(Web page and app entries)
──────

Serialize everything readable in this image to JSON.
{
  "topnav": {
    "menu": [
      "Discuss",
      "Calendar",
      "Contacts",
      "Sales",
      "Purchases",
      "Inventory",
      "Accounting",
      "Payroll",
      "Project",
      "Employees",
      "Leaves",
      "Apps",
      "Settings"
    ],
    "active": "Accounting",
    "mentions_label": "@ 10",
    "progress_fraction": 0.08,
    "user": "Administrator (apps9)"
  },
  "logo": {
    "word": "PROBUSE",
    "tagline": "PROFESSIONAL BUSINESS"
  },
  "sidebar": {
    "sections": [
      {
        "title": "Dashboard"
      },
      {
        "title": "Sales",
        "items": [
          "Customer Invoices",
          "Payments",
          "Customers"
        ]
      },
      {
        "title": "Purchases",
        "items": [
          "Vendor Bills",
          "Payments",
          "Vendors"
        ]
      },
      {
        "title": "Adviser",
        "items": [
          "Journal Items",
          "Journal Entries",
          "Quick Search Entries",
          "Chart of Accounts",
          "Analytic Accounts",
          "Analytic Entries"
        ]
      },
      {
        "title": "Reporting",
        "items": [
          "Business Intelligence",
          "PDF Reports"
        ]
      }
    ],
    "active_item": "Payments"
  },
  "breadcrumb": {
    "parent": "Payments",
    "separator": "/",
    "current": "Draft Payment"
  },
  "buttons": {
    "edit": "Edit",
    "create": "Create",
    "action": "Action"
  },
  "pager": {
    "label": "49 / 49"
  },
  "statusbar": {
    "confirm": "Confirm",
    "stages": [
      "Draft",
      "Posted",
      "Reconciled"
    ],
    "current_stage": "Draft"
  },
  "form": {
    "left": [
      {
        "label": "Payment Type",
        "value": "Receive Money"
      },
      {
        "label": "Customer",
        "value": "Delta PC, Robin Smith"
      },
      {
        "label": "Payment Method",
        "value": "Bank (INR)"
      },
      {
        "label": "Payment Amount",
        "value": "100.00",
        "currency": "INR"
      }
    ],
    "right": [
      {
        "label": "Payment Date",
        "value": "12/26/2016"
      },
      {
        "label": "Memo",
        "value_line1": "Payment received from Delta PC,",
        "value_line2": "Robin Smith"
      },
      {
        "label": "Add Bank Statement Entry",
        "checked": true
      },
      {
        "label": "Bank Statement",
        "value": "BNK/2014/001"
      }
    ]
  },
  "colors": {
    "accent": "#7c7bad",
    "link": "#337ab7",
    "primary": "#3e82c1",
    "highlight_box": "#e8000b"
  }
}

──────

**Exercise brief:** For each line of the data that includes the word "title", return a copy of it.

**Final answer:**
        "title": "Dashboard"
        "title": "Sales",
        "title": "Purchases",
        "title": "Adviser",
        "title": "Reporting",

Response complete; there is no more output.